Rise of bilateral PPs makes case for syndication stronger
More investors self-originating deals may destroy the benefits of bilaterals
The European wing of the US private placement market has witnessed substantial growth in bilateral PPs this year as more institutional investors — besides the giants Pricoa and MetLife — cut their teeth in self-origination.
US investors Apollo, Barings, MetLife, NY Life and Pricoa all have London offices and are looking for bilateral deals, while UK investors such as L&G have also thrown their hats into the ring.

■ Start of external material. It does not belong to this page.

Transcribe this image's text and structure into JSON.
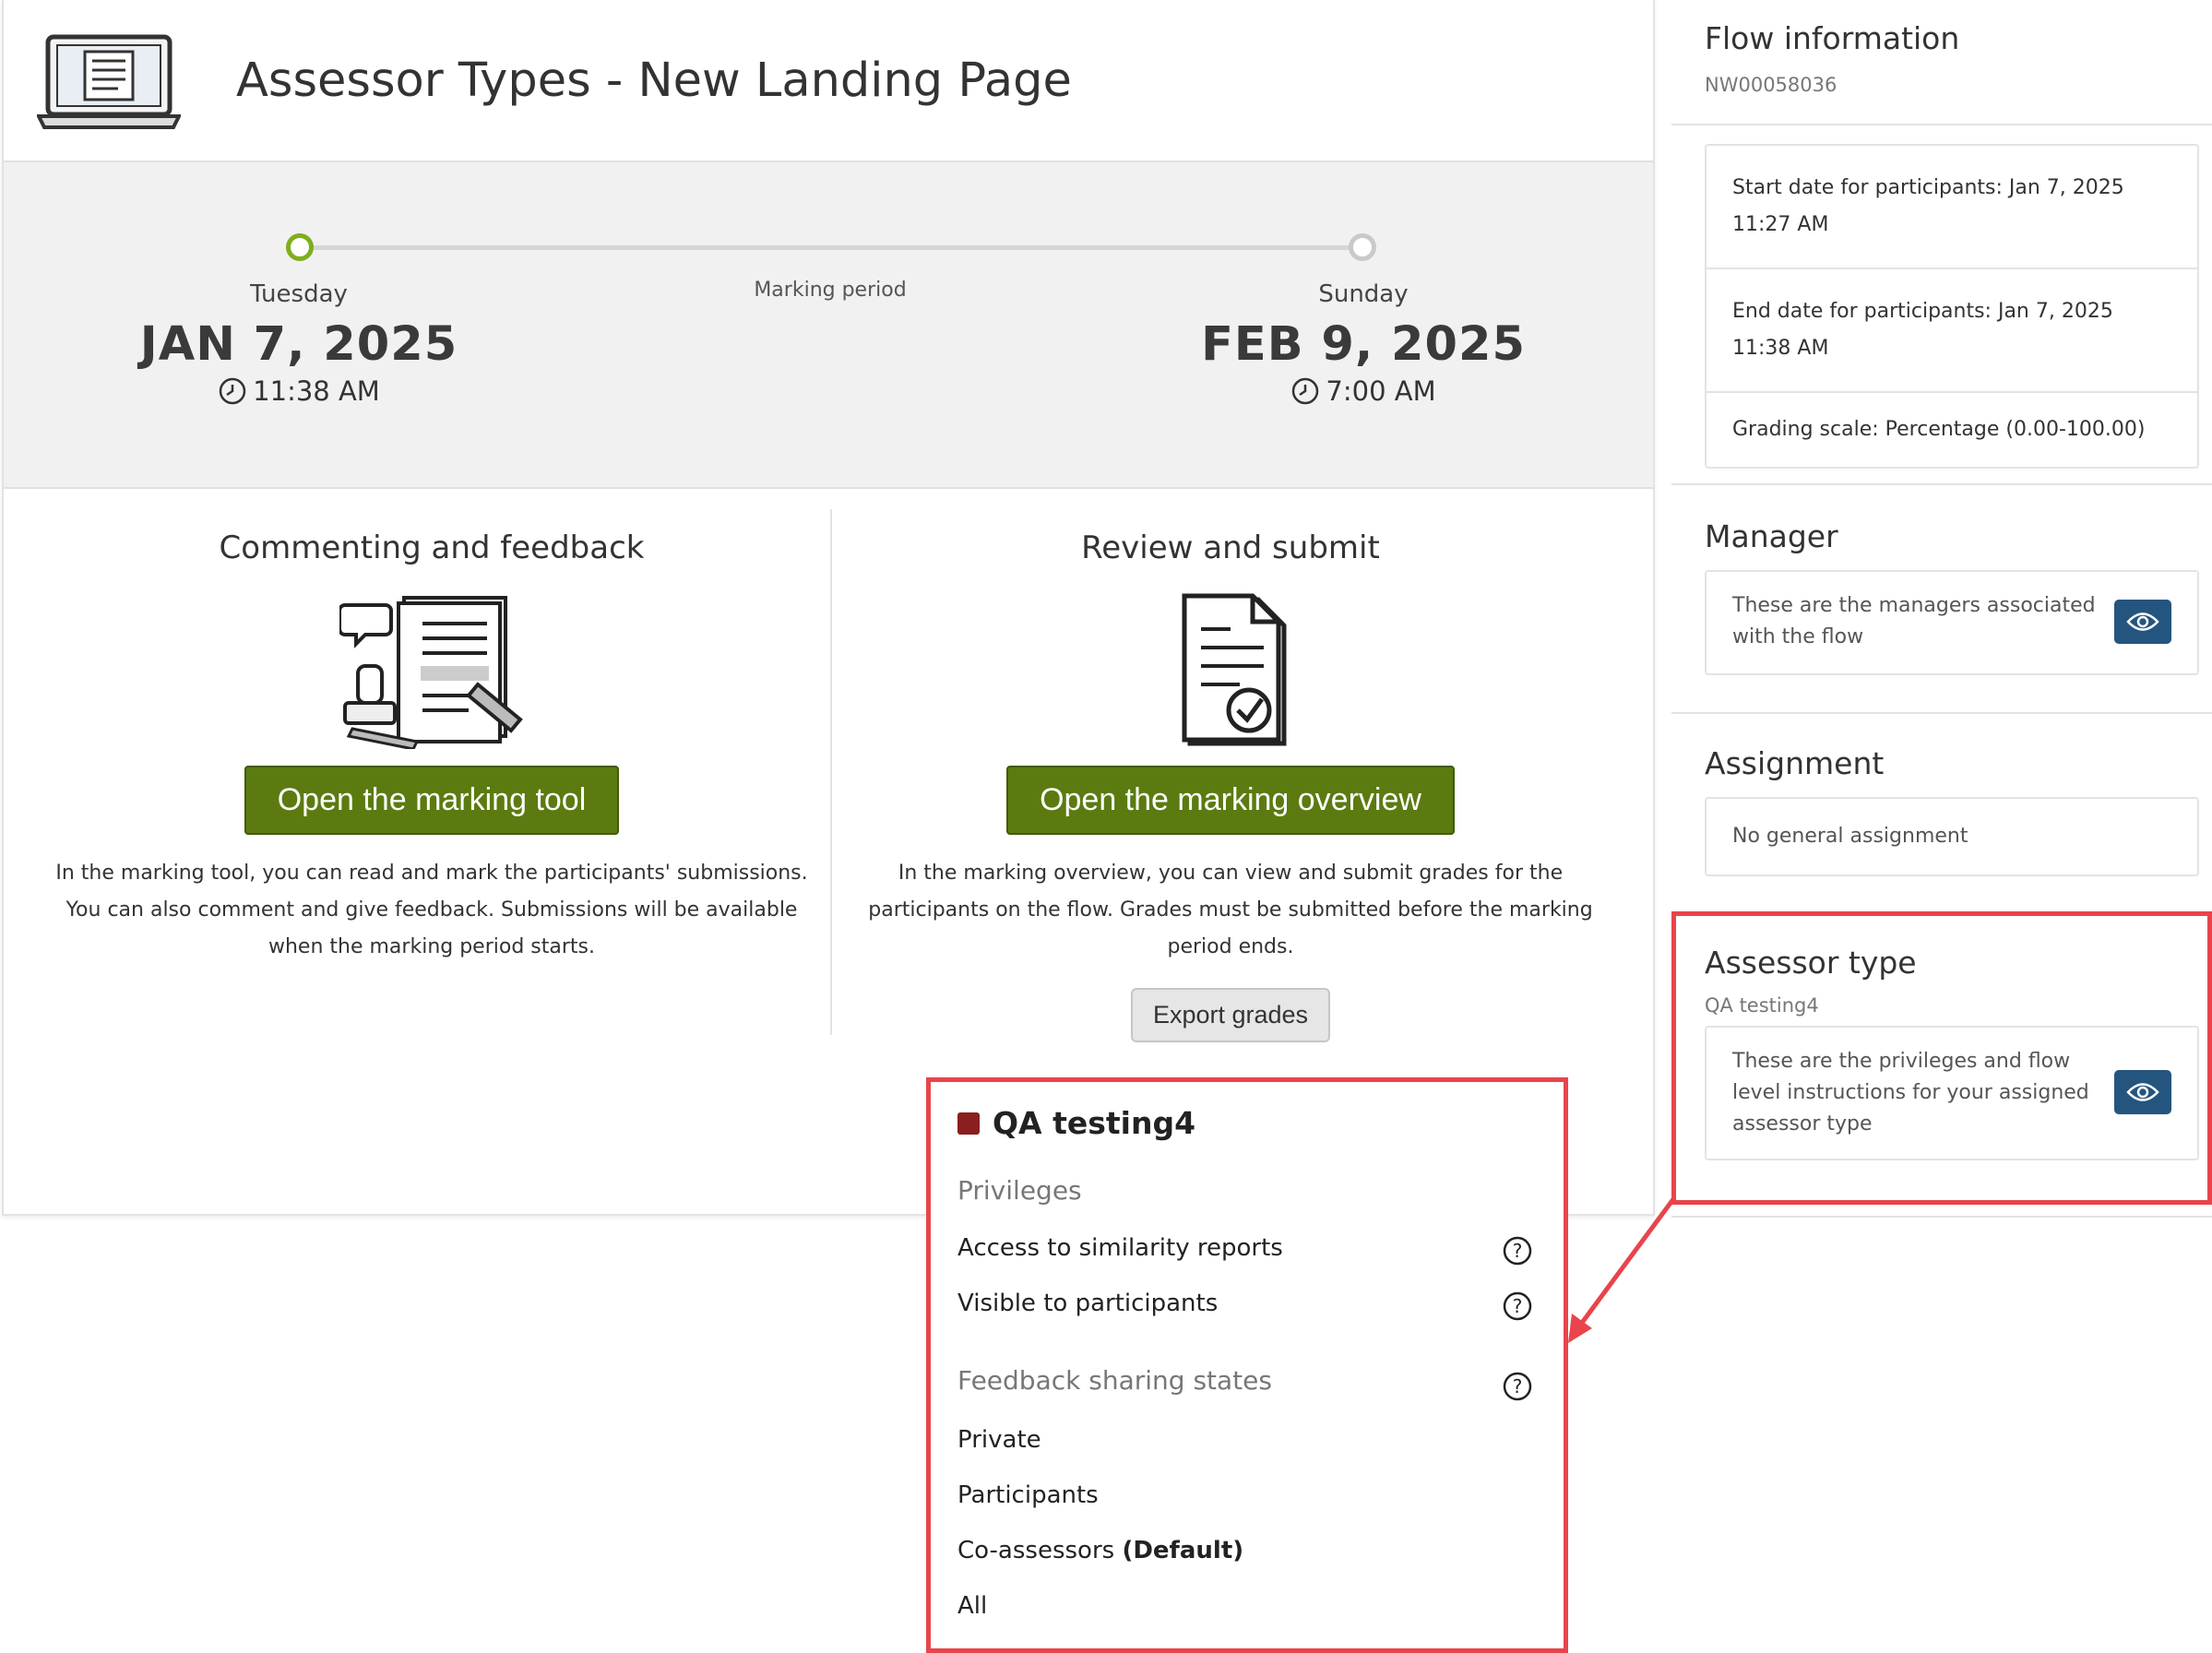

The historical benefit was clear. If an investor committed resources to self-origination, it typically received more generous margins and larger allocations in exchange for providing certainty of execution. There was no risk of having orders scaled back at allocation and the investor also built a strong, direct relationship with the borrower's treasury team with future debt raises in mind.
But as bilateral PPs become more competitive, the picture sheen may start to come off this strategy. Pricoa and MetLife have been able to build large books using this method without much competition until now, but as more investors begin to dabble, there will be more pressure on pricing and terms.
Terms are often tighter and pricing wider in bilateral deals than syndicated ones, partly as there is a lack of competition between investors for the deal, but also because the risk the investor takes is higher.
PP investing is usually a buy and hold endeavour, but there are bound to be exceptions now and then. If an investor is lending to a particular company on its own, selling that risk on later may be even tougher than in a typical private placement where several other investors already have a view on the credit.
Meanwhile, with the rising number of investors on the road looking for new deals, companies may find they need a middle man to make sense of the different offers.
Part of a bookrunner's job is to keep a borrower informed about what goes in the market and what doesn't. While investors may be inclined to tell a borrower when market spreads are widening and nudge pricing higher, it would be in their interests to keep schtum when spreads come in.
Maybe — a novel thought — an agent is needed to inject some competition into the process and provide a company with market intelligence about comparables and spreads.
Bilateral PPs were great as a little secret for a few smart investors. But if everyone tries to go for them, the results may be less neat.
If syndication had not already been invented, there would be as many reasons as ever to come up with it now.